It’s no secret that Donald Trump’s father barely paid him attention—even sending him off to military school the more he acted out as a child. If Fred Trump had spent more time with his son and less trying to be the most racist slumlord in Brooklyn, maybe we wouldn’t have a serial liar who’s been sued over 4,000 times, accused of sexual assault 25 times, and currently under four criminal investigations trying to run for president again to get the approval from the public he never got from his dad.

Hell, even the most evil man in history, Adolf Hitler, had daddy issues. His father was a ruthless disciplinarian who often violently beat and constantly derieded his son, depriving young Adolf of any sense of approval or self-worth. To make matters worse, he died when Adolf was 14, so young Hitler grew up without any father figure after that. Although he tried to find success in the arts, when that eluded him, his old feelings of resentment and anger returned, and he slowly evolved into the evil dictator who ordered the deaths of six million Jews. If Adolf had grown up with a caring, present father who taught him how to work on automobiles, history would have taken a much better turn.

Beyond these monstrous figures lie countless numbers of murderers, drug dealers, and violent men whose personal histories far too often reveal the absence of a positive father figure in their lives.

The consequences of fathers not being there for their sons are boundless. Today, with more fatherless homes than ever, we have more boys dropping out of high school, way fewer men attending college than women (some say the ratio is now 40 percent men to 60 percent women), more young men hiding out in basements playing video games, and more young men turning to suicide, violence, and mass shootings as a result of their isolation and stunted emotional development.

It’s an epidemic that needs immediate societal attention, or things will get worse.

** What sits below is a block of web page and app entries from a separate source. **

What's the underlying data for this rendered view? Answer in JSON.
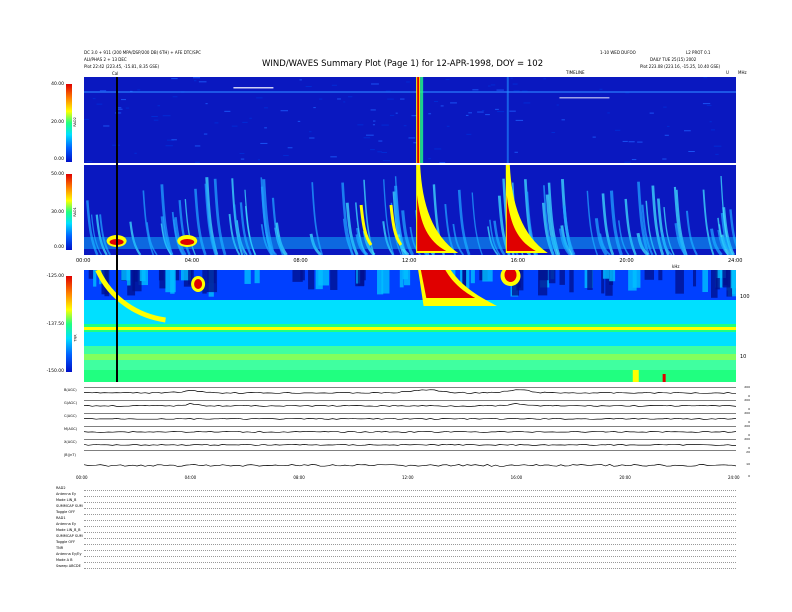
{
  "header": {
    "left_line1": "DC 3.0 + 911 (200 MPA/DSP/200 DB) 6TH) + AFE DTC/SPC",
    "left_line2": "ALI/PHAS 2 + 13 DEC",
    "left_line3": "Plot 22:42 (223.45, -15.81, 8.35 GSE)",
    "right_line1": "1-10 WED DUFOO",
    "right_line2": "DAILY TUE 25(15) 2002",
    "right_line3": "Plot 223.08 (223.16, -15.25, 10.40 GSE)",
    "right_corner": "L2 PROT 0.1",
    "title": "WIND/WAVES Summary Plot (Page 1) for 12-APR-1998, DOY = 102",
    "cal_marker": "Cal",
    "timeline_label": "TIMELINE",
    "top_right_mark": "MHz",
    "u_label": "U"
  },
  "colors": {
    "background_panel": "#0a18c0",
    "burst": "#e00000",
    "band_yellow": "#ffff00",
    "band_green": "#20ff80",
    "cyan": "#00e0ff"
  },
  "chart_data": [
    {
      "type": "heatmap",
      "name": "RAD2",
      "ylabel": "RAD2",
      "colorbar_ticks": [
        "40.00",
        "20.00",
        "0.00"
      ],
      "bursts": [
        {
          "time": 12.3,
          "intensity": 1.0
        },
        {
          "time": 15.6,
          "intensity": 0.2
        }
      ]
    },
    {
      "type": "heatmap",
      "name": "RAD1",
      "ylabel": "RAD1",
      "colorbar_ticks": [
        "50.00",
        "30.00",
        "0.00"
      ],
      "xticks": [
        "00:00",
        "04:00",
        "08:00",
        "12:00",
        "16:00",
        "20:00",
        "24:00"
      ],
      "bursts": [
        {
          "time": 12.3,
          "intensity": 1.0
        },
        {
          "time": 15.6,
          "intensity": 0.9
        },
        {
          "time": 3.8,
          "intensity": 0.6
        },
        {
          "time": 1.2,
          "intensity": 0.5
        },
        {
          "time": 10.2,
          "intensity": 0.4
        },
        {
          "time": 11.3,
          "intensity": 0.3
        }
      ]
    },
    {
      "type": "heatmap",
      "name": "TNR",
      "ylabel": "TNR",
      "colorbar_ticks": [
        "-125.00",
        "-137.50",
        "-150.00"
      ],
      "right_ticks": [
        "100",
        "10"
      ],
      "right_label": "kHz",
      "xlim": [
        0,
        24
      ]
    }
  ],
  "timeseries": [
    {
      "label": "B(AGC)",
      "scale": [
        "200",
        "0"
      ]
    },
    {
      "label": "G(AGC)",
      "scale": [
        "200",
        "0"
      ]
    },
    {
      "label": "C(AGC)",
      "scale": [
        "200",
        "0"
      ]
    },
    {
      "label": "M(AGC)",
      "scale": [
        "200",
        "0"
      ]
    },
    {
      "label": "X(AGC)",
      "scale": [
        "200",
        "0"
      ]
    },
    {
      "label": "|B|(nT)",
      "scale": [
        "20",
        "10",
        "0"
      ]
    }
  ],
  "bottom_xticks": [
    "00:00",
    "04:00",
    "08:00",
    "12:00",
    "16:00",
    "20:00",
    "24:00"
  ],
  "settings": [
    "RAD2",
    "Antenna Ey",
    "Mode LIN_B",
    "SUMMCAP SUM",
    "Toggle OFF",
    "RAD1",
    "Antenna Ey",
    "Mode LIN_B_B",
    "SUMMCAP SUM",
    "Toggle OFF",
    "TNR",
    "Antenna Ey/Ey",
    "Mode A B",
    "Sweep ABCDE"
  ]
}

Former financier turned men’s mental health advocate, Tom Matlack, cites the staggering fact that men are four times more likely to take their lives than women as the biggest reason we need to ring the alarm bell. “As men, we are socialized to never let down our guard or to get vulnerable. And it is killing us.” Tom also cites male isolation as a key obstacle in men’s ability to maintain a positive outlook on life. And this often takes root in the lack of a father figure in their lives growing up. “So guys, take an inventory. How many real friends do you have?” Tom advises, adding, “…you need five real friends you could call in the middle of the night.”

As men, we all need to take steps to both help ourselves and other men get the sense of community and support we need.

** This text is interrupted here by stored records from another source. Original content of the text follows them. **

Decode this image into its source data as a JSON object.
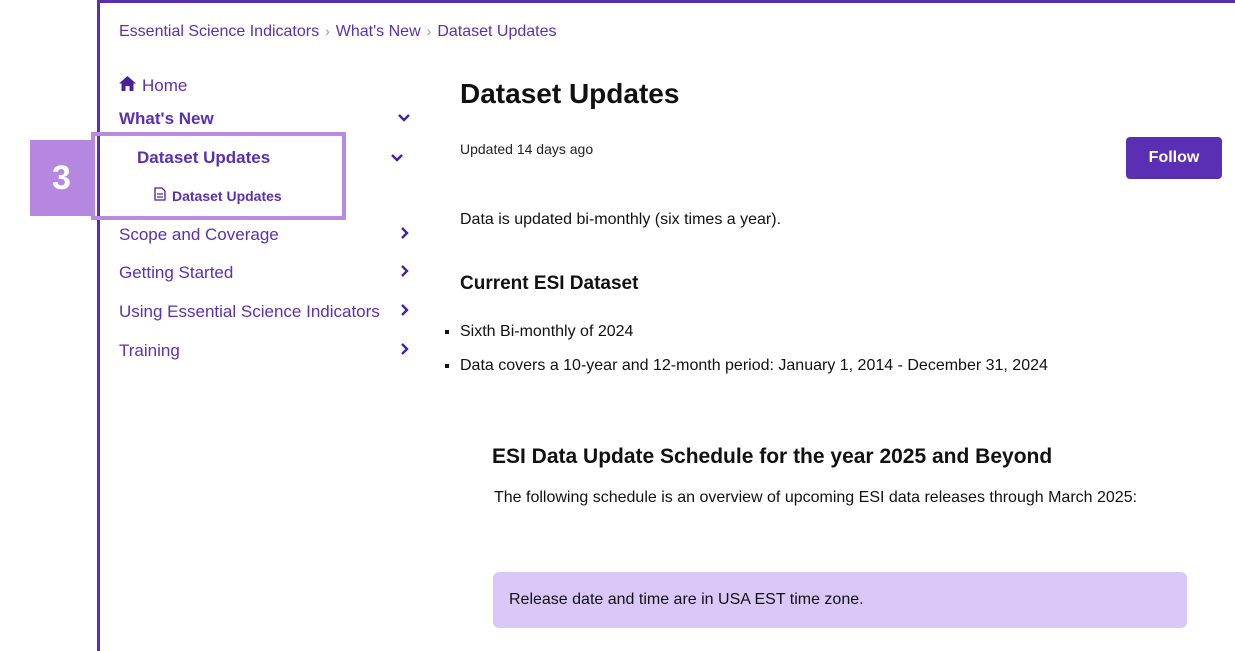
{
  "breadcrumb": {
    "items": [
      "Essential Science Indicators",
      "What's New",
      "Dataset Updates"
    ],
    "separator": "›"
  },
  "sidebar": {
    "home": "Home",
    "whats_new": "What's New",
    "dataset_updates": "Dataset Updates",
    "dataset_updates_sub": "Dataset Updates",
    "items": [
      {
        "label": "Scope and Coverage"
      },
      {
        "label": "Getting Started"
      },
      {
        "label": "Using Essential Science Indicators"
      },
      {
        "label": "Training"
      }
    ]
  },
  "annotation": {
    "step": "3"
  },
  "article": {
    "title": "Dataset Updates",
    "updated": "Updated 14 days ago",
    "follow_label": "Follow",
    "intro": "Data is updated bi-monthly (six times a year).",
    "current_title": "Current ESI Dataset",
    "bullets": [
      "Sixth Bi-monthly of 2024",
      "Data covers a 10-year and 12-month period: January 1, 2014 - December 31, 2024"
    ],
    "schedule_title": "ESI Data Update Schedule for the year 2025 and Beyond",
    "schedule_text": "The following schedule is an overview of upcoming ESI data releases through March 2025:",
    "note": "Release date and time are in USA EST time zone."
  },
  "colors": {
    "brand": "#5b2fb3",
    "highlight": "#b687e0",
    "note_bg": "#d9c7f7"
  }
}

So the next time you hear a man talk about a woman having “daddy issues,” remind them that it’s generally not women committing globalized fraud, overdosing on opiates, getting served with restraining orders or shooting up schools. It’s men—and usually men who grew up without a solid father figure in their lives.

So here’s to a conscientious shift in men everywhere toward providing more healthy masculine mentorship in the lives of today’s boys and young men.

It starts with making sure we’re getting the male support in our lives we need, then making sure the other men in our lives have it too—young boys most of all.


Please consider Boosting our authors’ articles in their first week to help them win Elephant’s Ecosystem so they can get paid and write more.

Read 2 Comments and Reply

Read 2 comments and reply

Top Contributors Latest

Mark Radcliffe  |  Contribution: 5,705

author: Mark Radcliffe

Image: Pexels User/Pexels

Editor: Elyane Youssef

Relephant Reads:

See relevant Elephant Video